J Ultrasound Med. 2020 Nov 13. doi: 10.1002/jum.15563. Online ahead of print.
Scarce data exist regarding the natural history of lung lesions detected on ultrasound in those who survive severe COVID-19 pneumonia.
OBJECTIVE: We performed a prospective analysis of point-of-care ultrasound (POCUS) findings in critically ill COVID-19 patients during and after hospitalization.
METHODS: We enrolled 171 COVID-19 intensive care unit patients. POCUS of the lungs was performed with phased array (2-4 MHz), convex (2-6 MHz) and linear (10-15 MHz) transducers, scanning 12 lung areas. Chest computed tomography angiography was performed to exclude suspected pulmonary embolism. Survivors were clinically and sonographically evaluated during a 4 month period for evidence of residual lung injury. Chest computed tomography angiography and echocardiography were used to exclude pulmonary hypertension (PH) and chest high-resolution-computed-tomography to exclude interstitial lung disease (ILD) in symptomatic survivors.
RESULTS: Cox regression analysis showed that lymphocytopenia (hazard ratio [HR]: 0.88, 95% confidence intervals [CI]: 0.68-0.96, p = 0.048), increased lactate (HR: 1.17, 95% CI: 0.94-1.46, p = 0.049), and D-dimers (HR: 1.21, 95% CI: 1.03-1.44, p = 0.03) were mortality predictors. Non-survivors had increased incidence of pulmonary abnormalities (B-lines, pleural line irregularities, and consolidations) compared to survivors (p < 0.05). During follow-up, POCUS with clinical and laboratory parameters integrated in the semi-quantitative Riyadh-Residual-Lung-Injury scale had sensitivity of 0.82 (95% CI: 0.76-0.89) and specificity of 0.91 (95% CI: 0.94-0.95) in predicting ILD. The prevalence of PH and ILD (non-specific-interstitial-pneumonia) was 7% and 11.8%, respectively.
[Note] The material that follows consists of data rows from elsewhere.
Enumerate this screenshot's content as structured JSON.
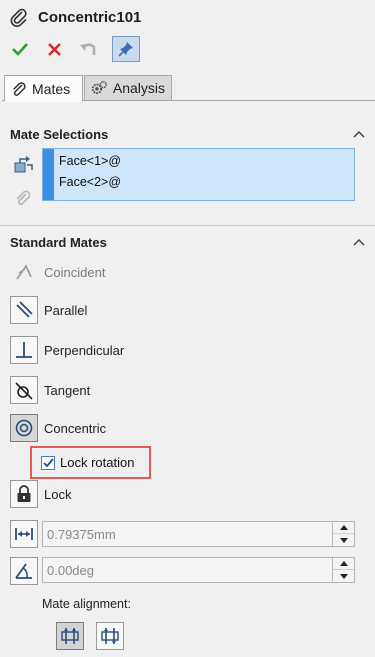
{
  "title": "Concentric101",
  "actions": {
    "ok_icon": "checkmark-icon",
    "cancel_icon": "close-icon",
    "undo_icon": "undo-icon",
    "pin_icon": "pushpin-icon"
  },
  "tabs": [
    {
      "label": "Mates",
      "icon": "paperclip-icon",
      "active": true
    },
    {
      "label": "Analysis",
      "icon": "gears-icon",
      "active": false
    }
  ],
  "mate_selections": {
    "header": "Mate Selections",
    "items": [
      "Face<1>@",
      "Face<2>@"
    ]
  },
  "standard_mates": {
    "header": "Standard Mates",
    "items": [
      {
        "label": "Coincident",
        "icon": "coincident-icon",
        "enabled": false
      },
      {
        "label": "Parallel",
        "icon": "parallel-icon",
        "enabled": true
      },
      {
        "label": "Perpendicular",
        "icon": "perpendicular-icon",
        "enabled": true
      },
      {
        "label": "Tangent",
        "icon": "tangent-icon",
        "enabled": true
      },
      {
        "label": "Concentric",
        "icon": "concentric-icon",
        "enabled": true,
        "selected": true
      }
    ],
    "lock_rotation": {
      "label": "Lock rotation",
      "checked": true
    },
    "lock": {
      "label": "Lock"
    },
    "distance": {
      "value": "0.79375mm"
    },
    "angle": {
      "value": "0.00deg"
    },
    "alignment_label": "Mate alignment:"
  },
  "colors": {
    "selection_bg": "#cfe5fa",
    "selection_bar": "#3d8ee6",
    "highlight_border": "#e15b5b",
    "ok_green": "#2e9e2e",
    "cancel_red": "#d22b2b"
  }
}
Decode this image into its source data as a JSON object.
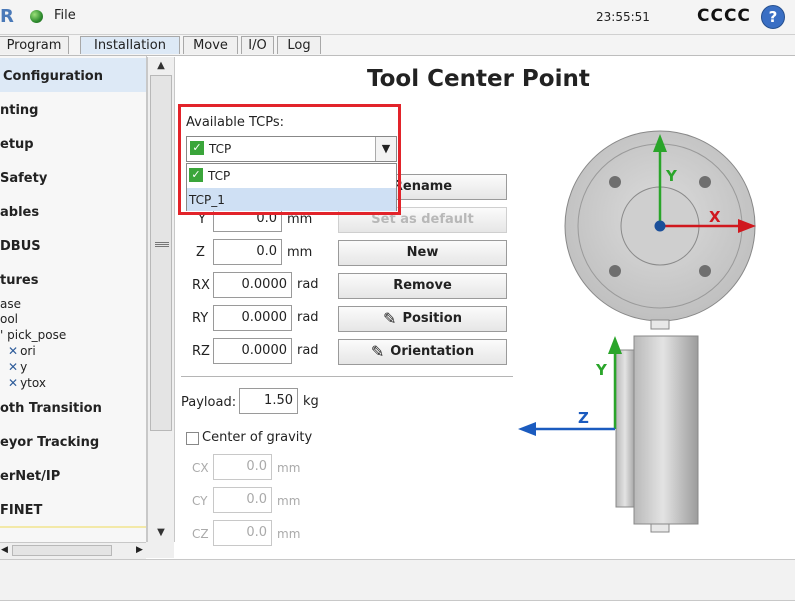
{
  "topbar": {
    "logo": "R",
    "file_menu": "File",
    "time": "23:55:51",
    "robot_name": "CCCC",
    "help": "?"
  },
  "tabs": [
    "Program",
    "Installation",
    "Move",
    "I/O",
    "Log"
  ],
  "sidebar": {
    "items": [
      {
        "label": "Configuration",
        "selected": true
      },
      {
        "label": "nting"
      },
      {
        "label": "etup"
      },
      {
        "label": "Safety"
      },
      {
        "label": "ables"
      },
      {
        "label": "DBUS"
      },
      {
        "label": "tures"
      }
    ],
    "features": [
      {
        "label": "ase"
      },
      {
        "label": "ool"
      },
      {
        "label": "' pick_pose"
      }
    ],
    "pick_pose_children": [
      "ori",
      "y",
      "ytox"
    ],
    "items_bottom": [
      {
        "label": "oth Transition"
      },
      {
        "label": "eyor Tracking"
      },
      {
        "label": "erNet/IP"
      },
      {
        "label": "FINET"
      }
    ]
  },
  "main": {
    "title": "Tool Center Point",
    "available_label": "Available TCPs:",
    "combo_value": "TCP",
    "dropdown_options": [
      {
        "label": "TCP",
        "default": true
      },
      {
        "label": "TCP_1",
        "highlighted": true
      }
    ],
    "coords": [
      {
        "axis": "Y",
        "value": "0.0",
        "unit": "mm"
      },
      {
        "axis": "Z",
        "value": "0.0",
        "unit": "mm"
      },
      {
        "axis": "RX",
        "value": "0.0000",
        "unit": "rad"
      },
      {
        "axis": "RY",
        "value": "0.0000",
        "unit": "rad"
      },
      {
        "axis": "RZ",
        "value": "0.0000",
        "unit": "rad"
      }
    ],
    "buttons": {
      "rename": "Rename",
      "set_default": "Set as default",
      "new": "New",
      "remove": "Remove",
      "position": "Position",
      "orientation": "Orientation"
    },
    "payload_label": "Payload:",
    "payload_value": "1.50",
    "payload_unit": "kg",
    "cog_label": "Center of gravity",
    "cog": [
      {
        "axis": "CX",
        "value": "0.0",
        "unit": "mm"
      },
      {
        "axis": "CY",
        "value": "0.0",
        "unit": "mm"
      },
      {
        "axis": "CZ",
        "value": "0.0",
        "unit": "mm"
      }
    ]
  },
  "diagram": {
    "top_axes": {
      "y": "Y",
      "x": "X"
    },
    "side_axes": {
      "y": "Y",
      "z": "Z"
    },
    "colors": {
      "x_axis": "#d0181e",
      "y_axis": "#2aa52a",
      "z_axis": "#1b5bbf",
      "accent_red": "#e2232a"
    }
  }
}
CONCLUSION: POCUS showed ability to monitor the evolution of severe COVID-19 pneumonia after hospital discharge, supporting its integration in clinical predictive models of residual lung injury.